Alison uses two Greek myths involving Daedalus as allegories for what life is like growing up with Bruce as a father. The first myth is that of Daedulus and the Minotaur, in which Daedulus was the master inventor who created the labyrinth in order to imprison the monstrous Minotaur. In Fun Home, though, Bruce plays the part of both Daedulus and the Minotaur. As Daedulus, he functions as the architect of the intricate, labyrinthine Gothic Rivival home in which the Bechdels live and which he is always decorating and renovating. But he is also a Daedulus in the sense that he has built up an artificial picture of himself as a perfect family man and father, when in fact he is hiding what he seems to consider a kind of monster within: his homosexuality or bisexuality. And that “hidden monster,” that Minotaur, sometimes erupts out of the carefully crafted labyrinth, whether through his secret affairs or through his erratic but not infrequent rages that terrify his family.
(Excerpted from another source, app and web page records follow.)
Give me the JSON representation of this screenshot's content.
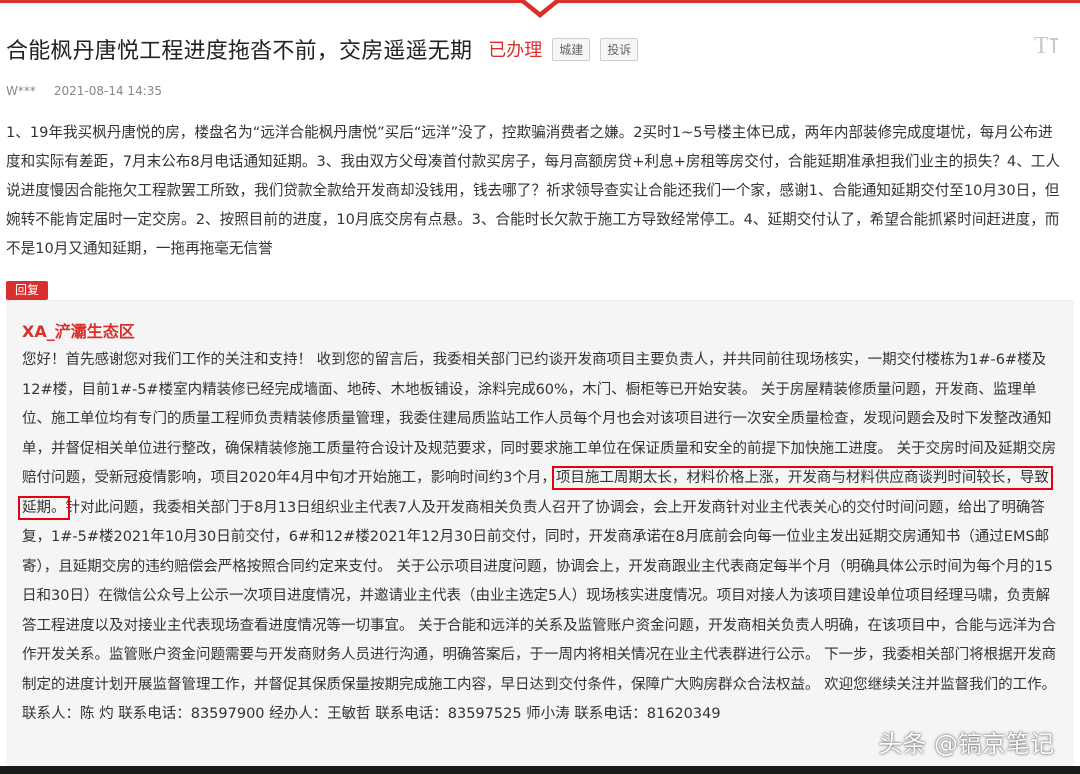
{
  "header": {
    "title": "合能枫丹唐悦工程进度拖沓不前，交房遥遥无期",
    "status": "已办理",
    "tags": [
      "城建",
      "投诉"
    ],
    "font_toggle_label": "T"
  },
  "meta": {
    "author": "W***",
    "timestamp": "2021-08-14 14:35"
  },
  "question": {
    "body": "1、19年我买枫丹唐悦的房，楼盘名为“远洋合能枫丹唐悦”买后“远洋”没了，控欺骗消费者之嫌。2买时1~5号楼主体已成，两年内部装修完成度堪忧，每月公布进度和实际有差距，7月末公布8月电话通知延期。3、我由双方父母凑首付款买房子，每月高额房贷+利息+房租等房交付，合能延期准承担我们业主的损失？4、工人说进度慢因合能拖欠工程款罢工所致，我们贷款全款给开发商却没钱用，钱去哪了？祈求领导查实让合能还我们一个家，感谢1、合能通知延期交付至10月30日，但婉转不能肯定届时一定交房。2、按照目前的进度，10月底交房有点悬。3、合能时长欠款于施工方导致经常停工。4、延期交付认了，希望合能抓紧时间赶进度，而不是10月又通知延期，一拖再拖毫无信誉"
  },
  "reply": {
    "badge": "回复",
    "department": "XA_浐灞生态区",
    "text_before": "您好！首先感谢您对我们工作的关注和支持！ 收到您的留言后，我委相关部门已约谈开发商项目主要负责人，并共同前往现场核实，一期交付楼栋为1#-6#楼及12#楼，目前1#-5#楼室内精装修已经完成墙面、地砖、木地板铺设，涂料完成60%，木门、橱柜等已开始安装。 关于房屋精装修质量问题，开发商、监理单位、施工单位均有专门的质量工程师负责精装修质量管理，我委住建局质监站工作人员每个月也会对该项目进行一次安全质量检查，发现问题会及时下发整改通知单，并督促相关单位进行整改，确保精装修施工质量符合设计及规范要求，同时要求施工单位在保证质量和安全的前提下加快施工进度。 关于交房时间及延期交房赔付问题，受新冠疫情影响，项目2020年4月中旬才开始施工，影响时间约3个月，",
    "text_highlight": "项目施工周期太长，材料价格上涨，开发商与材料供应商谈判时间较长，导致延期。",
    "text_after": "针对此问题，我委相关部门于8月13日组织业主代表7人及开发商相关负责人召开了协调会，会上开发商针对业主代表关心的交付时间问题，给出了明确答复，1#-5#楼2021年10月30日前交付，6#和12#楼2021年12月30日前交付，同时，开发商承诺在8月底前会向每一位业主发出延期交房通知书（通过EMS邮寄），且延期交房的违约赔偿会严格按照合同约定来支付。 关于公示项目进度问题，协调会上，开发商跟业主代表商定每半个月（明确具体公示时间为每个月的15日和30日）在微信公众号上公示一次项目进度情况，并邀请业主代表（由业主选定5人）现场核实进度情况。项目对接人为该项目建设单位项目经理马啸，负责解答工程进度以及对接业主代表现场查看进度情况等一切事宜。 关于合能和远洋的关系及监管账户资金问题，开发商相关负责人明确，在该项目中，合能与远洋为合作开发关系。监管账户资金问题需要与开发商财务人员进行沟通，明确答案后，于一周内将相关情况在业主代表群进行公示。 下一步，我委相关部门将根据开发商制定的进度计划开展监督管理工作，并督促其保质保量按期完成施工内容，早日达到交付条件，保障广大购房群众合法权益。 欢迎您继续关注并监督我们的工作。 联系人：陈 灼 联系电话：83597900 经办人：王敏哲 联系电话：83597525 师小涛 联系电话：81620349"
  },
  "watermark": "头条 @镐京笔记",
  "colors": {
    "accent": "#d9302e",
    "highlight_border": "#e60012"
  }
}
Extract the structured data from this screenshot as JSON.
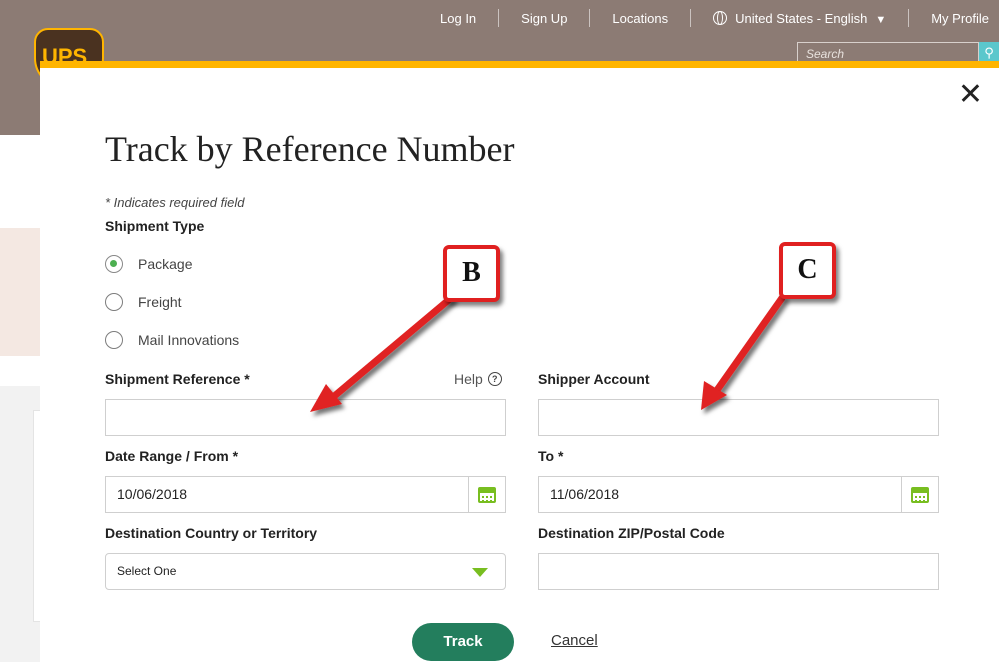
{
  "top_nav": {
    "login": "Log In",
    "signup": "Sign Up",
    "locations": "Locations",
    "language": "United States - English",
    "profile": "My Profile"
  },
  "search": {
    "placeholder": "Search"
  },
  "logo": {
    "text": "UPS"
  },
  "modal": {
    "title": "Track by Reference Number",
    "required_note": "* Indicates required field",
    "shipment_type_label": "Shipment Type",
    "shipment_types": [
      {
        "label": "Package",
        "selected": true
      },
      {
        "label": "Freight",
        "selected": false
      },
      {
        "label": "Mail Innovations",
        "selected": false
      }
    ],
    "shipment_reference_label": "Shipment Reference *",
    "help_label": "Help",
    "shipper_account_label": "Shipper Account",
    "date_from_label": "Date Range / From *",
    "date_from_value": "10/06/2018",
    "date_to_label": "To *",
    "date_to_value": "11/06/2018",
    "destination_country_label": "Destination Country or Territory",
    "destination_country_value": "Select One",
    "destination_zip_label": "Destination ZIP/Postal Code",
    "track_button": "Track",
    "cancel_link": "Cancel"
  },
  "annotations": {
    "b": "B",
    "c": "C"
  },
  "colors": {
    "header_bg": "#8c7b74",
    "accent_gold": "#ffb500",
    "green": "#78be20",
    "track_green": "#237e5d",
    "annotation_red": "#e02020"
  }
}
The second myth, that of Daedalus and Icarus, bookends the narrative of Fun Home. Though the myth is a narrative about a parent and child, Bruce again in many ways plays both roles in the tragic narrative. Just as Icarus flies too close to the sun and plummets to his death because of his father’s miscalculation, Bruce has a similarly tragic premature end, though it is likely one he architects himself. At the same time, the final illustration of the book depicts Alison jumping off a diving board into Bruce’s arms, and through that image Alison seems to imply that because Bruce served both roles in the Icarus/Daedalus narrative, Bruce’s physical presence through Alison’s childhood and adolescence, though often hurtful and erratic, might have helped prevent her from flying too close to the sun and plummeting prematurely as he did. Perhaps Alison inherited her father’s compulsive, erratic Daedalus-like drive and ingenuity, but Bruce’s fall may have made her able to put those traits to far less self-destructive purposes than he did (such as the creation of this graphic memoir).
Daedalus, Icarus, and the Minotaur Quotes in Fun Home
What if Icarus hadn’t hurtled into the sea? What if he’d inherited his father’s inventive bent? What might he have wrought? He did hurtle into the sea, of course. But in the tricky reverse narration that impels our entwined stories, he was there to catch me when I leapt.